= What you should do =
Your job is to write out each record precisely as it stands.

————————

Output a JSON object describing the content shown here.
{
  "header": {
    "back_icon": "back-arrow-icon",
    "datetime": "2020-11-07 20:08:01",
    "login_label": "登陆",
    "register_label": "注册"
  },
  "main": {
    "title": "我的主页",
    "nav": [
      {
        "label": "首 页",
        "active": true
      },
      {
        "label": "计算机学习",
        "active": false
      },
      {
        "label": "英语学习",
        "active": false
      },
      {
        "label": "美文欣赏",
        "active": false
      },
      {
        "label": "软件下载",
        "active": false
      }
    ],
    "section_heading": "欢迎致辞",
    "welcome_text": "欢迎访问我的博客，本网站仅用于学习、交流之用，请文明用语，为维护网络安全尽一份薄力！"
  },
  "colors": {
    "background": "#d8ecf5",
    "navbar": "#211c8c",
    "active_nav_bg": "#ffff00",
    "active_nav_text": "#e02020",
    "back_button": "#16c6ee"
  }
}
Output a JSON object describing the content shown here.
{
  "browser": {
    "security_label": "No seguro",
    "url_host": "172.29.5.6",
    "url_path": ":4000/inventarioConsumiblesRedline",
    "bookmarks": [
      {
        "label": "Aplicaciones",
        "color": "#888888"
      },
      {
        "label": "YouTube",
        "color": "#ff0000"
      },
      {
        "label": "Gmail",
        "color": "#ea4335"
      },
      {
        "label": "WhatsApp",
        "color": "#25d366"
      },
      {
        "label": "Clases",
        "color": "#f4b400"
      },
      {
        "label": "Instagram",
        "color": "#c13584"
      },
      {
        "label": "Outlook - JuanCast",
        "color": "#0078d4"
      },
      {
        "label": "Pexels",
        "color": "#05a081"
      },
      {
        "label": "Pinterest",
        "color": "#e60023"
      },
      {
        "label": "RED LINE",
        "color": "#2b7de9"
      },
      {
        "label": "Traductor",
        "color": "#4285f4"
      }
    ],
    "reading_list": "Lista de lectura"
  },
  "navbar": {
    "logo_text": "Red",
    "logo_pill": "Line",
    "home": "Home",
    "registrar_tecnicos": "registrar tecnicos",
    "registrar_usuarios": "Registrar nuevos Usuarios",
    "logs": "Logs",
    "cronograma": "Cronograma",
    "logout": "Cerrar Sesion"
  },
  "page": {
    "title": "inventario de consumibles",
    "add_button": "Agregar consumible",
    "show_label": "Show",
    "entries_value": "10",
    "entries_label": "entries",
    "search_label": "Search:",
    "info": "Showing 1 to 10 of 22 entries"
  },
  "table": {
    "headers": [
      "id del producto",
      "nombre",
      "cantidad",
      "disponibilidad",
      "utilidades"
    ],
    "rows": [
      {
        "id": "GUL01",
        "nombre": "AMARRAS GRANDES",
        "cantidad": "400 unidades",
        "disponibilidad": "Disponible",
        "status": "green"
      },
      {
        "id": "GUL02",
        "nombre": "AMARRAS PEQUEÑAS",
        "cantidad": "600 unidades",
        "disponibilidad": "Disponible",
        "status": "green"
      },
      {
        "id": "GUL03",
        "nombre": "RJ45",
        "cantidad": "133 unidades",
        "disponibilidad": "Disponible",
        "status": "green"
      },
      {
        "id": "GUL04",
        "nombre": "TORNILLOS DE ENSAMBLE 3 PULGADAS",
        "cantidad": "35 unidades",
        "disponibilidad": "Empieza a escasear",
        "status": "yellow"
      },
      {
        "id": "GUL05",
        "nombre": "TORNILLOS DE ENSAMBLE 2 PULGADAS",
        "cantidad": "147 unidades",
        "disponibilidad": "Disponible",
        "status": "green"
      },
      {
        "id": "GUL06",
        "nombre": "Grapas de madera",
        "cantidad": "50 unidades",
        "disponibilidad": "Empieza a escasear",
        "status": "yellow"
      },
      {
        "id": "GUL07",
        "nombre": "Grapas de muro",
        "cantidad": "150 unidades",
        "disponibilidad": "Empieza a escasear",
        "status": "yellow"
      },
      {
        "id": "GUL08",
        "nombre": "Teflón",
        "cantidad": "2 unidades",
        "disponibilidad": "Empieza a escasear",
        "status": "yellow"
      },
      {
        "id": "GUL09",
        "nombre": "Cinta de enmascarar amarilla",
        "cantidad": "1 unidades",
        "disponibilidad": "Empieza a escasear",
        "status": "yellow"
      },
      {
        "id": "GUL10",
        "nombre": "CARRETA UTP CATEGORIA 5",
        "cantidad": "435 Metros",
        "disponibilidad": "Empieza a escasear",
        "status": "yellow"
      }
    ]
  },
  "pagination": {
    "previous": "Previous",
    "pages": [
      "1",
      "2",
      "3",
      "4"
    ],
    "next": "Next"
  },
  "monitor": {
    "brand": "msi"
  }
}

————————

= Your response =
Output a JSON object describing the content shown here.
{
  "header": {
    "back_icon": "back-arrow-icon",
    "datetime": "2020-11-07 20:08:01",
    "login_label": "登陆",
    "register_label": "注册"
  },
  "main": {
    "title": "我的主页",
    "nav": [
      {
        "label": "首 页",
        "active": true
      },
      {
        "label": "计算机学习",
        "active": false
      },
      {
        "label": "英语学习",
        "active": false
      },
      {
        "label": "美文欣赏",
        "active": false
      },
      {
        "label": "软件下载",
        "active": false
      }
    ],
    "section_heading": "欢迎致辞",
    "welcome_text": "欢迎访问我的博客，本网站仅用于学习、交流之用，请文明用语，为维护网络安全尽一份薄力！"
  },
  "colors": {
    "background": "#d8ecf5",
    "navbar": "#211c8c",
    "active_nav_bg": "#ffff00",
    "active_nav_text": "#e02020",
    "back_button": "#16c6ee"
  }
}
Output a JSON object describing the content shown here.
{
  "browser": {
    "security_label": "No seguro",
    "url_host": "172.29.5.6",
    "url_path": ":4000/inventarioConsumiblesRedline",
    "bookmarks": [
      {
        "label": "Aplicaciones",
        "color": "#888888"
      },
      {
        "label": "YouTube",
        "color": "#ff0000"
      },
      {
        "label": "Gmail",
        "color": "#ea4335"
      },
      {
        "label": "WhatsApp",
        "color": "#25d366"
      },
      {
        "label": "Clases",
        "color": "#f4b400"
      },
      {
        "label": "Instagram",
        "color": "#c13584"
      },
      {
        "label": "Outlook - JuanCast",
        "color": "#0078d4"
      },
      {
        "label": "Pexels",
        "color": "#05a081"
      },
      {
        "label": "Pinterest",
        "color": "#e60023"
      },
      {
        "label": "RED LINE",
        "color": "#2b7de9"
      },
      {
        "label": "Traductor",
        "color": "#4285f4"
      }
    ],
    "reading_list": "Lista de lectura"
  },
  "navbar": {
    "logo_text": "Red",
    "logo_pill": "Line",
    "home": "Home",
    "registrar_tecnicos": "registrar tecnicos",
    "registrar_usuarios": "Registrar nuevos Usuarios",
    "logs": "Logs",
    "cronograma": "Cronograma",
    "logout": "Cerrar Sesion"
  },
  "page": {
    "title": "inventario de consumibles",
    "add_button": "Agregar consumible",
    "show_label": "Show",
    "entries_value": "10",
    "entries_label": "entries",
    "search_label": "Search:",
    "info": "Showing 1 to 10 of 22 entries"
  },
  "table": {
    "headers": [
      "id del producto",
      "nombre",
      "cantidad",
      "disponibilidad",
      "utilidades"
    ],
    "rows": [
      {
        "id": "GUL01",
        "nombre": "AMARRAS GRANDES",
        "cantidad": "400 unidades",
        "disponibilidad": "Disponible",
        "status": "green"
      },
      {
        "id": "GUL02",
        "nombre": "AMARRAS PEQUEÑAS",
        "cantidad": "600 unidades",
        "disponibilidad": "Disponible",
        "status": "green"
      },
      {
        "id": "GUL03",
        "nombre": "RJ45",
        "cantidad": "133 unidades",
        "disponibilidad": "Disponible",
        "status": "green"
      },
      {
        "id": "GUL04",
        "nombre": "TORNILLOS DE ENSAMBLE 3 PULGADAS",
        "cantidad": "35 unidades",
        "disponibilidad": "Empieza a escasear",
        "status": "yellow"
      },
      {
        "id": "GUL05",
        "nombre": "TORNILLOS DE ENSAMBLE 2 PULGADAS",
        "cantidad": "147 unidades",
        "disponibilidad": "Disponible",
        "status": "green"
      },
      {
        "id": "GUL06",
        "nombre": "Grapas de madera",
        "cantidad": "50 unidades",
        "disponibilidad": "Empieza a escasear",
        "status": "yellow"
      },
      {
        "id": "GUL07",
        "nombre": "Grapas de muro",
        "cantidad": "150 unidades",
        "disponibilidad": "Empieza a escasear",
        "status": "yellow"
      },
      {
        "id": "GUL08",
        "nombre": "Teflón",
        "cantidad": "2 unidades",
        "disponibilidad": "Empieza a escasear",
        "status": "yellow"
      },
      {
        "id": "GUL09",
        "nombre": "Cinta de enmascarar amarilla",
        "cantidad": "1 unidades",
        "disponibilidad": "Empieza a escasear",
        "status": "yellow"
      },
      {
        "id": "GUL10",
        "nombre": "CARRETA UTP CATEGORIA 5",
        "cantidad": "435 Metros",
        "disponibilidad": "Empieza a escasear",
        "status": "yellow"
      }
    ]
  },
  "pagination": {
    "previous": "Previous",
    "pages": [
      "1",
      "2",
      "3",
      "4"
    ],
    "next": "Next"
  },
  "monitor": {
    "brand": "msi"
  }
}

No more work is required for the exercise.